Champions Trophy return welcomed
Pundits warn about potential burnout with loaded international schedule
Former national cricketers Wayne Lewis and Nehemiah Perry, while welcoming the return of the Champions Trophy, say cricketers and member associations will have to carefully manage their players to avoid complications from a potentially loaded...
Former national cricketers Wayne Lewis and Nehemiah Perry, while welcoming the return of the Champions Trophy, say cricketers and member associations will have to carefully manage their players to avoid complications from a potentially loaded schedule.
The International Cricket Council (ICC) recently announced the return of the Champions Trophy, which was discontinued after 2017. Additionally, the T20 World Cup will remain a biennial tournament during the next eight-year Future Tours Programme cycle and will be expanded to 20 teams. The Champions Trophy will resume in 2025, with Pakistan finally getting a chance to defend their 2017 title.
Lewis has welcomed the reintroduction of the tournament and says that its initial dissolution should not have occurred, as there is still an appetite for limited-overs cricket despite the rapid growth of the T20 format.
“I don’t know if they should have at any stage sacrificed the Champions Trophy. I think they did it because they thought that T20 was so dynamic and exciting, and that they were so afraid that T20 would make Test cricket and limited-overs cricket obsolete,” Lewis told The Gleaner. “That never really happened, because that last time they had the Champions Trophy in England there were still sell-out crowds same way.”

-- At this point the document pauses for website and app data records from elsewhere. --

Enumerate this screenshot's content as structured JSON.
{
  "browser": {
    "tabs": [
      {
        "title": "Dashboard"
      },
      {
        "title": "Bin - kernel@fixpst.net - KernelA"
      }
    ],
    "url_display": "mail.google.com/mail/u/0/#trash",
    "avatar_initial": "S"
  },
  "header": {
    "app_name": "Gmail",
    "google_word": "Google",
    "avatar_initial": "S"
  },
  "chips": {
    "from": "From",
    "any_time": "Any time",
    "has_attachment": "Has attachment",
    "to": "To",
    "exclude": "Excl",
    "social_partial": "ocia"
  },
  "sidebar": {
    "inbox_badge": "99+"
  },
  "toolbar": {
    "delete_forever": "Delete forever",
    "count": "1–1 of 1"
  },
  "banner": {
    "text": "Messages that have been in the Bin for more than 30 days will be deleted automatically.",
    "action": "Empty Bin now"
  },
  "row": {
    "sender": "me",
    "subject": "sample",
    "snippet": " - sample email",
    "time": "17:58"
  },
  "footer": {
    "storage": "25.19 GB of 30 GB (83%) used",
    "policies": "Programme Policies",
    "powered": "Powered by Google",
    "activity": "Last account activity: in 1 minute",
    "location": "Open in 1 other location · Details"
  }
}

In 2018, ICC Chief Executive Dave Richardson said that the T20 format would be their method of growing the game internationally, which led to the decision to discontinue the competition.
However, Perry says that the limited-overs format is still important in allowing players to test themselves in different situations.
“I strongly believe in 50-over cricket. It teaches you to build innings and so on and a person’s technique is really tested in 50-overs cricket. It is a testing time for captains as well on how well you use up the tactics in the 50-overs game,” Perry said.
The ICC scrapped the idea of a 2018 edition after the staging of the 2017 Champions Trophy.
Perry says that with the changes in the calendar, along with the various T20 leagues that occur each year, it will be important that member associations properly manage their players to avoid burnout in instances when the calendar is packed with international tournaments.
“I think some of the countries that have a small pool of players are going to struggle, and I think you have to widen your net a bit. I think you need to have specialists in these kind of scenarios, where you have T20 cricket and your Test cricket, and so on,” Perry said. “It’s going to be very strategic, from a country’s point of view, how you rotate your players, your marquee players, your key players.”
Lewis believes that while the players will have the responsibility to ease their load during championship years, it is critical for them not only to perform on the international stage, but to be able to secure high-paying contracts to the various T20 leagues.
“You might find some players playing four or five different T20 tournaments around the world. They are going to have to limit that in the year of the championships. If you go to the Champions Trophy or the World Cup and dominate, then your stock will go up exponentially, and that is what you are relying on to go into the market and negotiate the best deal for (those) leagues,” Lewis says.
The revised T20 World Cup is still slated to begin in October in India. The ICC postponed the 2020 edition to this year because of the COVID-19 pandemic. A 2022 edition is still scheduled, with Australia being confirmed as the hosts.